At the time Casca held the office of Tribune of the Plebs. After the assassination he fled Rome, and his colleague in the tribunate, P. Titius, had him deprived of his office. Casca joined Marcus Junius Brutus and Gaius Cassius Longinus, the leaders of the assassins, during the Liberators' civil war against the Second Triumvirate, Caesar's former supporters.
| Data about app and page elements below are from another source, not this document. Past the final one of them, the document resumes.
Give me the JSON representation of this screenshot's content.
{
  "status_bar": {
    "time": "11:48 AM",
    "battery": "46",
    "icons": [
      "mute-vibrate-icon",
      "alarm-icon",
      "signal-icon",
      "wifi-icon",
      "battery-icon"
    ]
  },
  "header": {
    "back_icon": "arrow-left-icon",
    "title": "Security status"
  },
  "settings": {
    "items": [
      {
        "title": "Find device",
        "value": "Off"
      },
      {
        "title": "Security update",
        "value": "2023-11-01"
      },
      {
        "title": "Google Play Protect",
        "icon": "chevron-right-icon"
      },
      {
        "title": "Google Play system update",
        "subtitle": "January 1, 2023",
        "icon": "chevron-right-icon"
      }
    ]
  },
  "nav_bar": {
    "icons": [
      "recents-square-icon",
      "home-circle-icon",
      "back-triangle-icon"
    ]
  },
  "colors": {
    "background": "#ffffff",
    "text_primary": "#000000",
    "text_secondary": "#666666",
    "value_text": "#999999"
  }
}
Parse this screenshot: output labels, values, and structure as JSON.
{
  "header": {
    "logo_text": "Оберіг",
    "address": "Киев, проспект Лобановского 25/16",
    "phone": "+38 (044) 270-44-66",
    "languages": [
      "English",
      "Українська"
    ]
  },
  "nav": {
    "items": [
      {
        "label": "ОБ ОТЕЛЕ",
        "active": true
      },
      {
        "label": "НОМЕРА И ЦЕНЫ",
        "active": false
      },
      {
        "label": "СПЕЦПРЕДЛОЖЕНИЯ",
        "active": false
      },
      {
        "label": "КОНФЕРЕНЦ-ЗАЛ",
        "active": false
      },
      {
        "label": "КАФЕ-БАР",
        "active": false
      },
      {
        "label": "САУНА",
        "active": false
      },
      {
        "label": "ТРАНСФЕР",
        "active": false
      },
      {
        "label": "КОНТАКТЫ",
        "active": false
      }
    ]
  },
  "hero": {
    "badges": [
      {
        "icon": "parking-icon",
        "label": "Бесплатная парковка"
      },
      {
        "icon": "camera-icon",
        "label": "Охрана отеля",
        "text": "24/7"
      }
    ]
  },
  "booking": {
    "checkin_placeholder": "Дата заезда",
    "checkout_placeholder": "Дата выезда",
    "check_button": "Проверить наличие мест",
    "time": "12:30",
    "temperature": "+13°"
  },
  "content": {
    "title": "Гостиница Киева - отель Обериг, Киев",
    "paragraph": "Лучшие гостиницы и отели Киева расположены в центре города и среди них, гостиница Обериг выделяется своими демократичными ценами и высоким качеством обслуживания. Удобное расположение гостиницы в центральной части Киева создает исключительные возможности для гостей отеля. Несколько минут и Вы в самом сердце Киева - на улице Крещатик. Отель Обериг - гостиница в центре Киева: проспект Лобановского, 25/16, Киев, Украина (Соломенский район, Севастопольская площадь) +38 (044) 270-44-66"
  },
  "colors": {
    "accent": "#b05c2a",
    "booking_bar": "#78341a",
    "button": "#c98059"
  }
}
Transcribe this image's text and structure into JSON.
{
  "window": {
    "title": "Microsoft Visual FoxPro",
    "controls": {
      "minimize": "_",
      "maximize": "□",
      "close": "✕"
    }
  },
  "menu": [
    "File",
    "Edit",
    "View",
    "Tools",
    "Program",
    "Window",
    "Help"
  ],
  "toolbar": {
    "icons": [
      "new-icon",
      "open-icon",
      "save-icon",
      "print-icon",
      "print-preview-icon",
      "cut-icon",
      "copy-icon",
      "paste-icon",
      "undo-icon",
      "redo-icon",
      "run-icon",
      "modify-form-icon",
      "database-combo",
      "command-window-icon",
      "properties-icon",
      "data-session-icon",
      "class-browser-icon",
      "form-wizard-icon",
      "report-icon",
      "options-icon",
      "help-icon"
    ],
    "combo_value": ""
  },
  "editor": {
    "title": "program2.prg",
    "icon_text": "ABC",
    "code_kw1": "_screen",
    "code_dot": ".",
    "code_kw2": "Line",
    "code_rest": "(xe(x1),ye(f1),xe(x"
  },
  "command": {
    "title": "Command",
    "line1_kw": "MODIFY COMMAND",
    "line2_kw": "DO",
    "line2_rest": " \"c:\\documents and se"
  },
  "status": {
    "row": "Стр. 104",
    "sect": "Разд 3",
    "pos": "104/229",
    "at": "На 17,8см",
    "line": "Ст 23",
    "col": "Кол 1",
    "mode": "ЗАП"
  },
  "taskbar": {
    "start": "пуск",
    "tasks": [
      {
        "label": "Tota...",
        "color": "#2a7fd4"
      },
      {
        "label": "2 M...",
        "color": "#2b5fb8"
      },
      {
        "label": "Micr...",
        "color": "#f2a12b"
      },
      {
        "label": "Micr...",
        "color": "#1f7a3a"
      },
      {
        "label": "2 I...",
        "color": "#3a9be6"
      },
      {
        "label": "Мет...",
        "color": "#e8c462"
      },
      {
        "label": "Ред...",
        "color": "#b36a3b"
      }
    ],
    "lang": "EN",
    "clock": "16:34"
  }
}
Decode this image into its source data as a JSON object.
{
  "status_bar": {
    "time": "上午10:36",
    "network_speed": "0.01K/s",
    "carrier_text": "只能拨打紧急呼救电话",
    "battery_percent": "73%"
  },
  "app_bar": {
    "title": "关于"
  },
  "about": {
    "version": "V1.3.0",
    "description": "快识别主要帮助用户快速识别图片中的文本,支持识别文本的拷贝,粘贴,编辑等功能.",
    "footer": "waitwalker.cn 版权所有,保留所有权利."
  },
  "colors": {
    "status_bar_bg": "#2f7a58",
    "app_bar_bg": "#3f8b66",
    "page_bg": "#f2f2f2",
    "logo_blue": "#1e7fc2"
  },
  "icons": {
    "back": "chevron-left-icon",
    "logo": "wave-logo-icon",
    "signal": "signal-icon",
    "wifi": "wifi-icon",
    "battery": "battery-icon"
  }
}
He seems to have died, probably by suicide, in the aftermath of their defeat at the Battle of Philippi, in October 42 B.C.
- He is called "envious Casca" by Mark Antony in William Shakespeare's play Julius Caesar (1599):
- "See what a rent the envious Casca made". The two words became the title of a mystery novel by Georgette Heyer.
- In the 1937–38 Mercury Theatre stage production Caesar, Publius was played by Joseph Cotten.
- In the 1953 film of Shakespeare's Julius Caesar, Casca is portrayed by Edmond O'Brien.
- In the 1963 film Cleopatra, Casca is portrayed by Carroll O'Connor.
- In the 1970 film of Shakespeare's Julius Caesar, Casca is portrayed by Robert Vaughn.
- In the 1999 miniseries Cleopatra, Casca is portrayed by David Schofield.
- In the TV series Rome (2005–07), Servilius Casca is portrayed by Peter Gevisser.
- John Hazel, Who's Who in Roman World, Routledge, 2002, p.55
- William George Smith, Dictionary of Greek and Roman Biography and Mythology: Abaeus-Dysponteus, p.618
- Wayne G. Sayles, Ancient Coin Collecting III: The Roman World-Politics and Propaganda, Krause Publications, 2007, p.16
|Wikisource has the text of a 1905 New International Encyclopedia article about Servilius Casca.|